ASSIGNED TASK.
Every line of the data that contains the string "shortcut" must be copied.

INFORMATION GIVEN.
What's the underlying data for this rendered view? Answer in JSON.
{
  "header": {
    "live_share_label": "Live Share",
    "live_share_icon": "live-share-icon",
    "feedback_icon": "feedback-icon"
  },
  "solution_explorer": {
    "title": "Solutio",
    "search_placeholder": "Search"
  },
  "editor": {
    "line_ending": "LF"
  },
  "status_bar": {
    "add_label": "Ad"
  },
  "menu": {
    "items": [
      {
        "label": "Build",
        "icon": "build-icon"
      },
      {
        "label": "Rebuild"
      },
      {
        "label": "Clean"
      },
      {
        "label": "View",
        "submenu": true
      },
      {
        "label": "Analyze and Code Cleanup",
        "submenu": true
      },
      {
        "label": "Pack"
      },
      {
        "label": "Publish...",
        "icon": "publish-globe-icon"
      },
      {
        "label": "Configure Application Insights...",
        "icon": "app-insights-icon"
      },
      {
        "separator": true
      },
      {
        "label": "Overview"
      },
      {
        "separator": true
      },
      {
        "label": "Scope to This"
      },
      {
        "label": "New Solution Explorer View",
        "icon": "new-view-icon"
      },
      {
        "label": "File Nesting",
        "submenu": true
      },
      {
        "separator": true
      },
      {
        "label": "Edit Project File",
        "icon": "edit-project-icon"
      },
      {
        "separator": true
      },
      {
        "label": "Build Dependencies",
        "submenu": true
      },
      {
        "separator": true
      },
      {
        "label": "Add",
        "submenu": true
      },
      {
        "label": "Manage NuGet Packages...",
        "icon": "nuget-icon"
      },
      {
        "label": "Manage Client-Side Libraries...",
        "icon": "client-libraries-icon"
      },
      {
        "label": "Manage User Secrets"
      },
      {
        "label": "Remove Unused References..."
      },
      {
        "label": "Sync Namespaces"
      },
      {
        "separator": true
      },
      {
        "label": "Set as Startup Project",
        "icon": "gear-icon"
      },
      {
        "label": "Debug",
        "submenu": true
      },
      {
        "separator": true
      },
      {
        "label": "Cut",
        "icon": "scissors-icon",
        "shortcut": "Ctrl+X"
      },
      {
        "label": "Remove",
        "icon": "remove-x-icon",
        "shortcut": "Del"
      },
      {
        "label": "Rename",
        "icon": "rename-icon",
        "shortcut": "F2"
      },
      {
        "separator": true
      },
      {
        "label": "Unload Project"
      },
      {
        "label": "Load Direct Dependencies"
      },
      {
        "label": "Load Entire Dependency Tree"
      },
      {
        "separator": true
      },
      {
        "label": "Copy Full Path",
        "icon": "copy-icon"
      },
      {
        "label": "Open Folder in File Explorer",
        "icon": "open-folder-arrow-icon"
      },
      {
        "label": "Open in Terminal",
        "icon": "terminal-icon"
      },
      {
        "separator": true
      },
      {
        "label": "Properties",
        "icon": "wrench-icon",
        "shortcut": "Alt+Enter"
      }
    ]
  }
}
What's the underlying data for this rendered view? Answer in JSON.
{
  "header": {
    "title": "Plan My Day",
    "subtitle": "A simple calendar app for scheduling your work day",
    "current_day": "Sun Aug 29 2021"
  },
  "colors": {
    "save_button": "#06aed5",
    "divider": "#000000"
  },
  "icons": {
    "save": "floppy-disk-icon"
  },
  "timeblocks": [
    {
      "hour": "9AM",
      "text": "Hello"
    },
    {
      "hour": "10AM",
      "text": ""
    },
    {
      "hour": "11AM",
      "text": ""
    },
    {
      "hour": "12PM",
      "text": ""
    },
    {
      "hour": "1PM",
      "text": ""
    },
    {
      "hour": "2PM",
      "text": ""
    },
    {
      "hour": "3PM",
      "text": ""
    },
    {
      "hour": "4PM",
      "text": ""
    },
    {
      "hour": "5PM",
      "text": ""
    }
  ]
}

PROBLEM SOLUTION.
        "shortcut": "Ctrl+X"
        "shortcut": "Del"
        "shortcut": "F2"
        "shortcut": "Alt+Enter"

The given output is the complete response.